Please reproduce every entry below without omitting a single line.

Interface dataset entries:

= = = = = = =

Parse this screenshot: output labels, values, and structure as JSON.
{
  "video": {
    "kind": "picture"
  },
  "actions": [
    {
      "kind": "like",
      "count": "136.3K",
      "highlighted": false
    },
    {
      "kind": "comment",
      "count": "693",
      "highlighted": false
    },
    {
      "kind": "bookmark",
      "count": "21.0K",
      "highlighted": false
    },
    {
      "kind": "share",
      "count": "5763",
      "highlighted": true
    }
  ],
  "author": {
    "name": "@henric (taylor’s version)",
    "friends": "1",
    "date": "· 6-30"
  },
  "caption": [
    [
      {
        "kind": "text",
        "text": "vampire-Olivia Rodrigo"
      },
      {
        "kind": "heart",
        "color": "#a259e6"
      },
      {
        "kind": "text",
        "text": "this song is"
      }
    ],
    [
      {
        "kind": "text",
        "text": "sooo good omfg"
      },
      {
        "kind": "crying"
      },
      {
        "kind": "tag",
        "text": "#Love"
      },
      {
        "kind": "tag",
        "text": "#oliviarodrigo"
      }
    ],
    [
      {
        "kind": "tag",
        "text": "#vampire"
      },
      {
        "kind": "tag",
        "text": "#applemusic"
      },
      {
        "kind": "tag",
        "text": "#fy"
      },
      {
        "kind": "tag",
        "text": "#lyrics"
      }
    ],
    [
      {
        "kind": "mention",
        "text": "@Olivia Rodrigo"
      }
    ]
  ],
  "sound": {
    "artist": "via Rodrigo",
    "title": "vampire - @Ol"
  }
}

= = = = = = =

→ SOLVED EXERCISE
Parse this screenshot: output labels, values, and structure as JSON.
{
  "video": {
    "kind": "picture"
  },
  "actions": [
    {
      "kind": "like",
      "count": "136.3K",
      "highlighted": false
    },
    {
      "kind": "comment",
      "count": "693",
      "highlighted": false
    },
    {
      "kind": "bookmark",
      "count": "21.0K",
      "highlighted": false
    },
    {
      "kind": "share",
      "count": "5763",
      "highlighted": true
    }
  ],
  "author": {
    "name": "@henric (taylor’s version)",
    "friends": "1",
    "date": "· 6-30"
  },
  "caption": [
    [
      {
        "kind": "text",
        "text": "vampire-Olivia Rodrigo"
      },
      {
        "kind": "heart",
        "color": "#a259e6"
      },
      {
        "kind": "text",
        "text": "this song is"
      }
    ],
    [
      {
        "kind": "text",
        "text": "sooo good omfg"
      },
      {
        "kind": "crying"
      },
      {
        "kind": "tag",
        "text": "#Love"
      },
      {
        "kind": "tag",
        "text": "#oliviarodrigo"
      }
    ],
    [
      {
        "kind": "tag",
        "text": "#vampire"
      },
      {
        "kind": "tag",
        "text": "#applemusic"
      },
      {
        "kind": "tag",
        "text": "#fy"
      },
      {
        "kind": "tag",
        "text": "#lyrics"
      }
    ],
    [
      {
        "kind": "mention",
        "text": "@Olivia Rodrigo"
      }
    ]
  ],
  "sound": {
    "artist": "via Rodrigo",
    "title": "vampire - @Ol"
  }
}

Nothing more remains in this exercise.